» What to produce: Copy nothing but the line with "Enumerate this screenshot's" and the lines that follow it to the end of the entries below, and keep the pictures out.

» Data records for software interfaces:
--- START ---
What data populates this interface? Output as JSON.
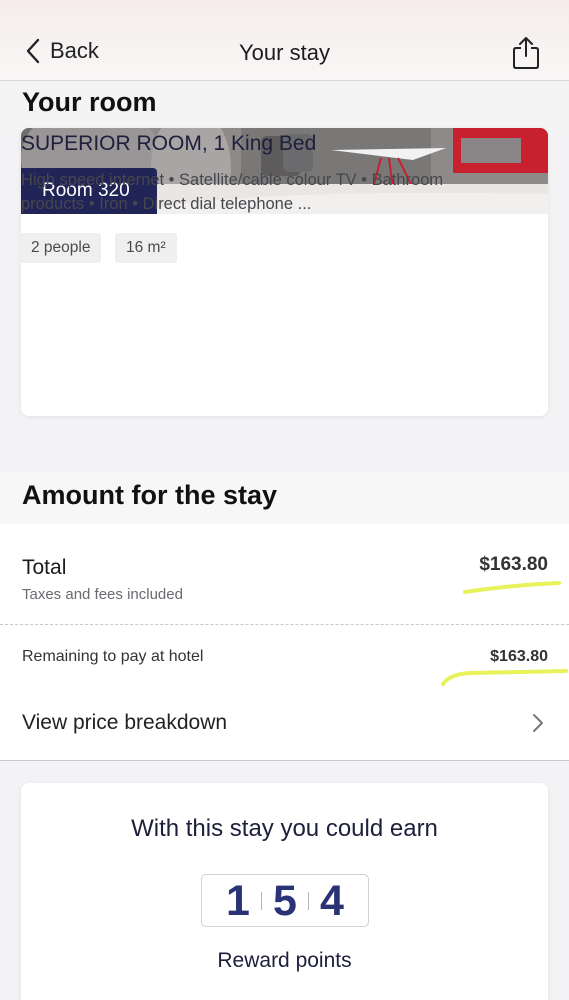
{
  "header": {
    "back_label": "Back",
    "title": "Your stay",
    "share_icon": "share-icon"
  },
  "room": {
    "section_title": "Your room",
    "badge": "Room 320",
    "name": "SUPERIOR ROOM, 1 King Bed",
    "amenities": "High speed internet • Satellite/cable colour TV • Bathroom products • Iron • Direct dial telephone ...",
    "chips": [
      "2 people",
      "16 m²"
    ]
  },
  "amount": {
    "section_title": "Amount for the stay",
    "total_label": "Total",
    "total_sub": "Taxes and fees included",
    "total_price": "$163.80",
    "remaining_label": "Remaining to pay at hotel",
    "remaining_price": "$163.80",
    "breakdown_label": "View price breakdown",
    "highlight_color": "#e8f25a"
  },
  "rewards": {
    "title": "With this stay you could earn",
    "digits": [
      "1",
      "5",
      "4"
    ],
    "subtitle": "Reward points",
    "digit_color": "#2a3375"
  },
  "colors": {
    "badge_bg": "#212456",
    "accent_red": "#c8202e"
  }
}
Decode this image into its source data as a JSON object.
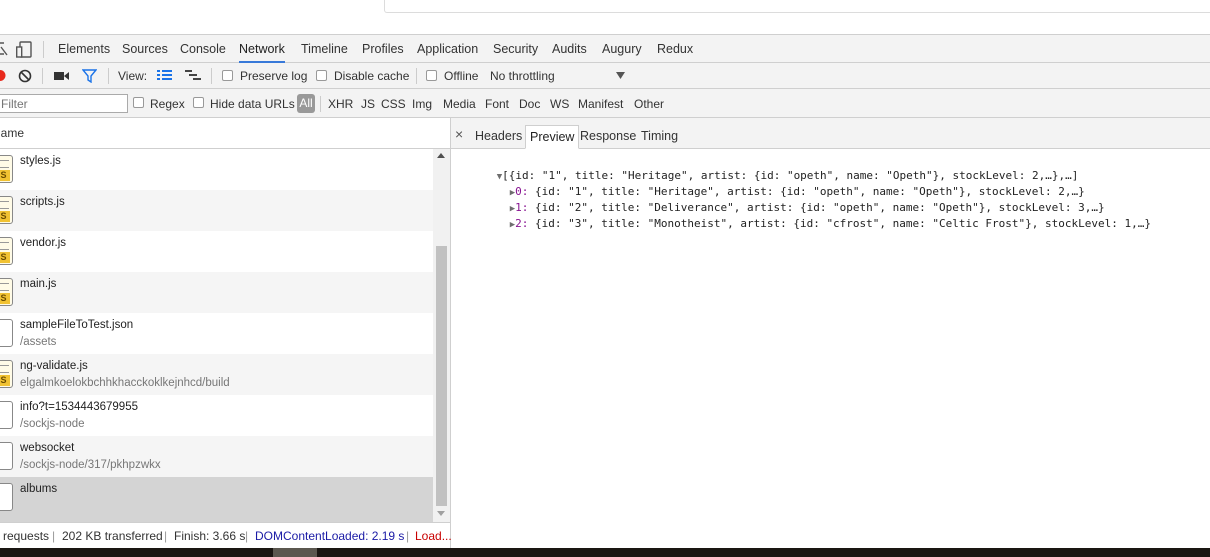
{
  "tabs": [
    "Elements",
    "Sources",
    "Console",
    "Network",
    "Timeline",
    "Profiles",
    "Application",
    "Security",
    "Audits",
    "Augury",
    "Redux"
  ],
  "active_tab": "Network",
  "netbar": {
    "view_label": "View:",
    "preserve_log": "Preserve log",
    "disable_cache": "Disable cache",
    "offline": "Offline",
    "throttling": "No throttling"
  },
  "filterbar": {
    "filter_placeholder": "Filter",
    "regex": "Regex",
    "hide_data_urls": "Hide data URLs",
    "all": "All",
    "types": [
      "XHR",
      "JS",
      "CSS",
      "Img",
      "Media",
      "Font",
      "Doc",
      "WS",
      "Manifest",
      "Other"
    ]
  },
  "list_header": "Name",
  "requests": [
    {
      "name": "styles.js",
      "path": "",
      "type": "js"
    },
    {
      "name": "scripts.js",
      "path": "",
      "type": "js"
    },
    {
      "name": "vendor.js",
      "path": "",
      "type": "js"
    },
    {
      "name": "main.js",
      "path": "",
      "type": "js"
    },
    {
      "name": "sampleFileToTest.json",
      "path": "/assets",
      "type": "doc"
    },
    {
      "name": "ng-validate.js",
      "path": "elgalmkoelokbchhkhacckoklkejnhcd/build",
      "type": "js"
    },
    {
      "name": "info?t=1534443679955",
      "path": "/sockjs-node",
      "type": "doc"
    },
    {
      "name": "websocket",
      "path": "/sockjs-node/317/pkhpzwkx",
      "type": "doc"
    },
    {
      "name": "albums",
      "path": "",
      "type": "doc"
    }
  ],
  "selected_request": "albums",
  "status": {
    "requests": "requests",
    "transferred": "202 KB transferred",
    "finish": "Finish: 3.66 s",
    "domcontentloaded": "DOMContentLoaded: 2.19 s",
    "load": "Load...",
    "domcontentloaded_color": "#1a1aa6",
    "load_color": "#c80000"
  },
  "detail_tabs": {
    "close": "×",
    "items": [
      "Headers",
      "Preview",
      "Response",
      "Timing"
    ],
    "active": "Preview"
  },
  "preview": {
    "root": "[{id: \"1\", title: \"Heritage\", artist: {id: \"opeth\", name: \"Opeth\"}, stockLevel: 2,…},…]",
    "items": [
      {
        "index": "0",
        "text": "{id: \"1\", title: \"Heritage\", artist: {id: \"opeth\", name: \"Opeth\"}, stockLevel: 2,…}"
      },
      {
        "index": "1",
        "text": "{id: \"2\", title: \"Deliverance\", artist: {id: \"opeth\", name: \"Opeth\"}, stockLevel: 3,…}"
      },
      {
        "index": "2",
        "text": "{id: \"3\", title: \"Monotheist\", artist: {id: \"cfrost\", name: \"Celtic Frost\"}, stockLevel: 1,…}"
      }
    ]
  },
  "colors": {
    "accent": "#3879d9",
    "record": "#e8291c",
    "filter_icon": "#1a73e8"
  },
  "icons": [
    "inspect-icon",
    "device-mode-icon",
    "record-icon",
    "clear-icon",
    "camera-icon",
    "filter-icon",
    "list-view-icon",
    "waterfall-view-icon",
    "dropdown-arrow-icon",
    "close-icon",
    "expand-triangle-icon"
  ]
}
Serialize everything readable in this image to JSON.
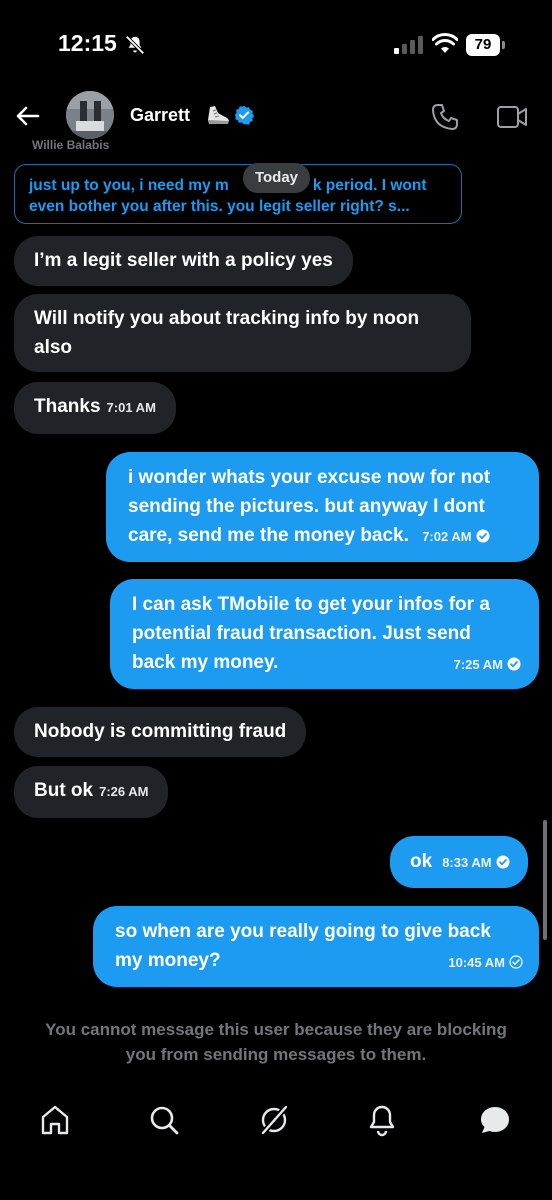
{
  "status_bar": {
    "time": "12:15",
    "battery": "79"
  },
  "header": {
    "contact_name": "Garrett"
  },
  "partial_sender": "Willie Balabis",
  "reply_preview": {
    "text": "just up to you, i need my m",
    "text_hidden_part": "",
    "line1_rest": "k period. I wont",
    "line2": "even bother you after this. you legit seller right? s..."
  },
  "date_chip": "Today",
  "messages": [
    {
      "direction": "in",
      "text": "I’m a legit seller with a policy yes",
      "time": ""
    },
    {
      "direction": "in",
      "text": "Will notify you about tracking info by noon also",
      "time": ""
    },
    {
      "direction": "in",
      "text": "Thanks",
      "time": "7:01 AM"
    },
    {
      "direction": "out",
      "text": "i wonder whats your excuse now for not sending the pictures. but anyway I dont care, send me the money back.",
      "time": "7:02 AM",
      "status": "sent"
    },
    {
      "direction": "out",
      "text": "I can ask TMobile to get your infos for a potential fraud transaction. Just send back my money.",
      "time": "7:25 AM",
      "status": "sent"
    },
    {
      "direction": "in",
      "text": "Nobody is committing fraud",
      "time": ""
    },
    {
      "direction": "in",
      "text": "But ok",
      "time": "7:26 AM"
    },
    {
      "direction": "out",
      "text": "ok",
      "time": "8:33 AM",
      "status": "sent"
    },
    {
      "direction": "out",
      "text": "so when are you really going to give back my money?",
      "time": "10:45 AM",
      "status": "sent-outline"
    }
  ],
  "blocked_notice": "You cannot message this user because they are blocking you from sending messages to them.",
  "nav": [
    "home",
    "search",
    "grok",
    "notifications",
    "messages"
  ],
  "colors": {
    "accent": "#1d9bf0",
    "incoming_bubble": "#202327",
    "background": "#000000",
    "muted_text": "#71767b"
  }
}
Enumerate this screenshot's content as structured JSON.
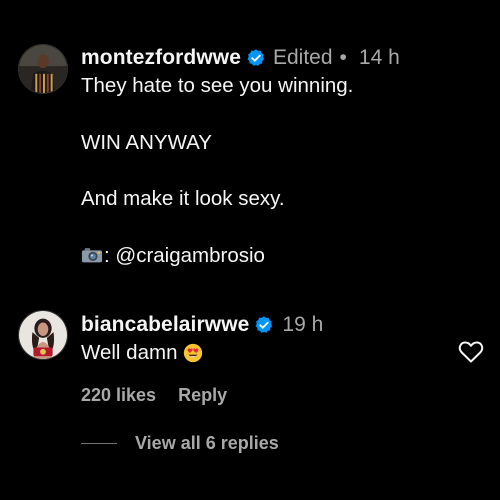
{
  "comment": {
    "username": "montezfordwwe",
    "verified": true,
    "edited_label": "Edited",
    "separator": "•",
    "time": "14 h",
    "lines": {
      "l1": "They hate to see you winning.",
      "l2": "WIN ANYWAY",
      "l3": "And make it look sexy.",
      "l4": ": @craigambrosio"
    }
  },
  "reply": {
    "username": "biancabelairwwe",
    "verified": true,
    "time": "19 h",
    "text": "Well damn",
    "emoji": "smiling-face-with-heart-eyes",
    "likes": "220 likes",
    "reply_label": "Reply"
  },
  "view_replies": {
    "label": "View all 6 replies"
  },
  "colors": {
    "background": "#000000",
    "primary_text": "#f5f5f5",
    "secondary_text": "#a8a8a8",
    "verified_blue": "#0095f6"
  }
}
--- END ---
» Answer to this task:
Enumerate this screenshot's content as structured JSON.
{
  "comment": {
    "username": "montezfordwwe",
    "verified": true,
    "edited_label": "Edited",
    "separator": "•",
    "time": "14 h",
    "lines": {
      "l1": "They hate to see you winning.",
      "l2": "WIN ANYWAY",
      "l3": "And make it look sexy.",
      "l4": ": @craigambrosio"
    }
  },
  "reply": {
    "username": "biancabelairwwe",
    "verified": true,
    "time": "19 h",
    "text": "Well damn",
    "emoji": "smiling-face-with-heart-eyes",
    "likes": "220 likes",
    "reply_label": "Reply"
  },
  "view_replies": {
    "label": "View all 6 replies"
  },
  "colors": {
    "background": "#000000",
    "primary_text": "#f5f5f5",
    "secondary_text": "#a8a8a8",
    "verified_blue": "#0095f6"
  }
}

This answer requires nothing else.